Matt Miller, president and CEO of the Association of Independent Commercial Producers, and his team have been providing continuous guidance while also reinforcing the fact that this part of the industry has well-established business policies when there’s a disruption like a natural disaster or civil unrest. Late last month, AICP reminded members to keep marketers close while making production plans, reiterated its guidelines on cancellations and created a document on coronavirus to be attached to production agreements and bids.
For his part, Miller has yet to see a perceptible slowdown in activity.
“We’re seeing and hearing various announcements, especially from agencies,” Miller said. “But if marketers, agencies and production companies are on the same page, working together, they’re all going to carry out their work as efficiently and safely as possible.”
Safety is a big issue among production companies, especially as teams travel from shoot to shoot and project to project. The Mill, for example, is continuing to build out what Josh Mandel, managing director of the firm’s L.A. office, calls “scenario planning” for its clients and staff based on the spread of the virus in California.
“A lot of it feels speculative at the moment because we don’t know what the actual impact will be,” Mandel said. “But we’re making sure we’re set up to help protect our employees and keep the lights on as a business.”
From a practical perspective, the agency, which is split between full-service production, CG and VFX work, and experiential, can accomplish a good number of tasks remotely, even with the high-touch nature of production.
“With the modern state of technology, we made everybody completely movable—within the office, within the studio—to be able to take the work to any workstation where we can easily replicate that at home,” Mandel said.
Kerstin Emhoff, co-founder of Prettybird, noted how quickly the discussion around coronavirus evolved. The agency had a film premiering at SXSW on March 15, and agency travel restrictions are starting to paint an increasingly challenging picture.
“You start thinking, ‘Wait a minute, what does all of this mean?’” Emhoff said. “‘What does it mean for our year or everything that we’ve planned through July that we’ve already put money down on?’ The biggest issue is how individual brands react to something so fluid.”
Noting that there is still uncertainty around the Olympics in Tokyo, the “ripple effect on everyone’s business is massive,” Emhoff said, “and that’s what’s hit home in the last 24 hours.”
A particularly interesting issue is that of location. While it may be cheaper for a company to film in Vancouver, for example, travel issues may keep a production in a shop’s hometown. Nancy Hacohen, managing director of Tool of North America, described how the agency bids on multiple cities early in the process to hedge its bets and avoid having to make a drastic change midstream. Part of that calculus now is that of crew well-being.
“When we’re choosing between cities, the producers are going to have conversations about which city is a safer choice now to make sure that everybody is taken care of,” Hacohen said. “It’s just a matter of being prepared.”
Choosing a location is but one of the many components of a production and Tool, which has been around for 25 years and works on experiential projects in addition to full-service production, enjoys the cumulative experience of long-tenured people on its staff who have managed complex productions.
“We have a well-oiled machine here,” Hacohen said. “The in-house team is very seasoned, and they know what they’re doing.
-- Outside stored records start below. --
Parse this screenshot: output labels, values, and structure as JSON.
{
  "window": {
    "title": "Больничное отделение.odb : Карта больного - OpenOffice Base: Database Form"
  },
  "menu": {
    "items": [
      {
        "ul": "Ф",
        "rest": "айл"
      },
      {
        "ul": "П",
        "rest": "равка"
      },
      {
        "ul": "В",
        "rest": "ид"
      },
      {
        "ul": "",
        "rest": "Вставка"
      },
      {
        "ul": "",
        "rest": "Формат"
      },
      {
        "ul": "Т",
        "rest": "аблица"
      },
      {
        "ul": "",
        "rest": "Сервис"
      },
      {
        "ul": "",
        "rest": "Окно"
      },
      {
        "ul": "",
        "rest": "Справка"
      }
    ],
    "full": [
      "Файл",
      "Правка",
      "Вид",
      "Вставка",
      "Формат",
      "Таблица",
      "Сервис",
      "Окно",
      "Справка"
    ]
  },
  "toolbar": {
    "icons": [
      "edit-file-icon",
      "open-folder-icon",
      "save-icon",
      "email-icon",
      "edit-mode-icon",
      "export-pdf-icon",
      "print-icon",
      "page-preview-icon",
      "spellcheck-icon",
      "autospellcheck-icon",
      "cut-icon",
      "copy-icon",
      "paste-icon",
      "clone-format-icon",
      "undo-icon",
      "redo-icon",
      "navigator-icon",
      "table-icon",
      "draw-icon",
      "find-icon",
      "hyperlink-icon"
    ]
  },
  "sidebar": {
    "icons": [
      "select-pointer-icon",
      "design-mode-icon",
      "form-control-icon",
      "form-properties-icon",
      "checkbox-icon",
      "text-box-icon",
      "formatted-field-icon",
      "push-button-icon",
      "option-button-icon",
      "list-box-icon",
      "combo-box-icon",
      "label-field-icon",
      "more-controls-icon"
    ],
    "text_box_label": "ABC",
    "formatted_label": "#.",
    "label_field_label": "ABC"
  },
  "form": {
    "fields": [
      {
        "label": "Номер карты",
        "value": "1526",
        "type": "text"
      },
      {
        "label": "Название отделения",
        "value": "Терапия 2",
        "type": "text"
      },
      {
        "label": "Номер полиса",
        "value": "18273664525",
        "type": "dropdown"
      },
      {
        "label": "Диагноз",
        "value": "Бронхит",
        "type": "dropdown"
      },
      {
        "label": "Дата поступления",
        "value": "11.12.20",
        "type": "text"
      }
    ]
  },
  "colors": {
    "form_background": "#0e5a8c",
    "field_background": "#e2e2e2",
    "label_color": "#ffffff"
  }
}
We work like this all the time, no matter what.”
And while the coronavirus is still an unknown quantity, the fact that there are several sets of hands to help weather the storm for brands could prove to be one of the factors that allows the industry to successfully navigate through it.
“There’s no one that does it better than all of us,” Emhoff said of the production industry. “We’re the people that can pull something off in five days with whatever resources we have.”
Jason Lynch contributed reporting for this story.